  • Jeff Self driving cars are not ready for prime time.
  • Lichtronamo Watch as the non-us based automakers shift more production to Mexico in the future.
  • 28-Cars-Later " Electrek recently dug around in Tesla’s online parts catalog and found that the windshield costs a whopping $1,900 to replace.To be fair, that’s around what a Mercedes S-Class or Rivian windshield costs, but the Tesla’s glass is unique because of its shape. It’s also worth noting that most insurance plans have glass replacement options that can make the repair a low- or zero-cost issue. "Now I understand why my insurance is so high despite no claims for years and about 7,500 annual miles between three cars.
  • AMcA My theory is that that when the Big 3 gave away the store to the UAW in the last contract, there was a side deal in which the UAW promised to go after the non-organized transplant plants. Even the UAW understands that if the wage differential gets too high it's gonna kill the golden goose.

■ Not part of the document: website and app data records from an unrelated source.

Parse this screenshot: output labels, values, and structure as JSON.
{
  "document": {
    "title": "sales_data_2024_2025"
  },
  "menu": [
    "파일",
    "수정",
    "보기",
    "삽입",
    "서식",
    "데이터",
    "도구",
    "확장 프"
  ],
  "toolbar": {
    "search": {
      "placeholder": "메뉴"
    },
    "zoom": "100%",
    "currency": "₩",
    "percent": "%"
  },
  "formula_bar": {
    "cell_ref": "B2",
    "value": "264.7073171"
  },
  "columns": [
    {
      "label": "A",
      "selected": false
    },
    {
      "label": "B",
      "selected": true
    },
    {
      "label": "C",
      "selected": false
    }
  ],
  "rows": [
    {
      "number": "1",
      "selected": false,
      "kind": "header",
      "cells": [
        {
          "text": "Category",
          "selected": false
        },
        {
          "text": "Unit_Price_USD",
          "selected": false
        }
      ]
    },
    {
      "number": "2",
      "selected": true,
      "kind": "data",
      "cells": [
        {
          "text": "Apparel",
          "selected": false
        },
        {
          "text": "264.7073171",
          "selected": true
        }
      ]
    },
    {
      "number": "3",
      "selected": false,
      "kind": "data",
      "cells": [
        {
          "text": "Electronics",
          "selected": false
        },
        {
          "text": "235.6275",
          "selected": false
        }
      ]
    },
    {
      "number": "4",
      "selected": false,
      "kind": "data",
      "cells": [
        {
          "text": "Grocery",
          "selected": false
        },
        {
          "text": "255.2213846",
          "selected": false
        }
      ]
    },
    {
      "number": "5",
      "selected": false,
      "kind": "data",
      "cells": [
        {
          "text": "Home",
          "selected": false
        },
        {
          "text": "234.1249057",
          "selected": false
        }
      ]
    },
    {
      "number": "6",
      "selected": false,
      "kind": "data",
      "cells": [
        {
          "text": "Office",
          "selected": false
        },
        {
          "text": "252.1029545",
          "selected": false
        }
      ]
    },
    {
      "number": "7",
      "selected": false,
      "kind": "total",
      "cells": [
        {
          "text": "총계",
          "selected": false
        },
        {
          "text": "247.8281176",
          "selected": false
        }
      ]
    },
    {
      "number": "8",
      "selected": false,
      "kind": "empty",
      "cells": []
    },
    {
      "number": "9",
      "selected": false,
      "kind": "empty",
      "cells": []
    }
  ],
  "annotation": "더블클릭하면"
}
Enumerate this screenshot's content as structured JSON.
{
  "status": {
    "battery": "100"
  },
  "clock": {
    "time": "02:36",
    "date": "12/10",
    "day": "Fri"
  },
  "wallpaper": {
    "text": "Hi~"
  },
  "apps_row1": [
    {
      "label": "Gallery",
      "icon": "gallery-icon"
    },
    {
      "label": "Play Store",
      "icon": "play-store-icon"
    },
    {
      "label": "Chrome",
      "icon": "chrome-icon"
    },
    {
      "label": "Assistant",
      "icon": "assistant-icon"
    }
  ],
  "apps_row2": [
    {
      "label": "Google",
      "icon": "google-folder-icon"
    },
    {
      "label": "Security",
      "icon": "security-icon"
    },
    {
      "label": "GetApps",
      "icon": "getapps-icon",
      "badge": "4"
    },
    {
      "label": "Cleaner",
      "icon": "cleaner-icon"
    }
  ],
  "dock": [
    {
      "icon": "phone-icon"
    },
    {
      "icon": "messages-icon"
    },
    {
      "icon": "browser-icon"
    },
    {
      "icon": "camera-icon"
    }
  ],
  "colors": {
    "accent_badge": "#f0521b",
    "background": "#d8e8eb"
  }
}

  • MKizzy Why else does range matter? Because in the EV advocate's dream scenario of a post-ICE future, the average multi-car household will find itself with more EVs in their garages and driveways than places to plug them in or the capacity to charge then all at once without significant electrical upgrades. Unless each vehicle has enough range to allow for multiple days without plugging in, fighting over charging access in multi-EV households will be right up there with finances for causes of domestic strife.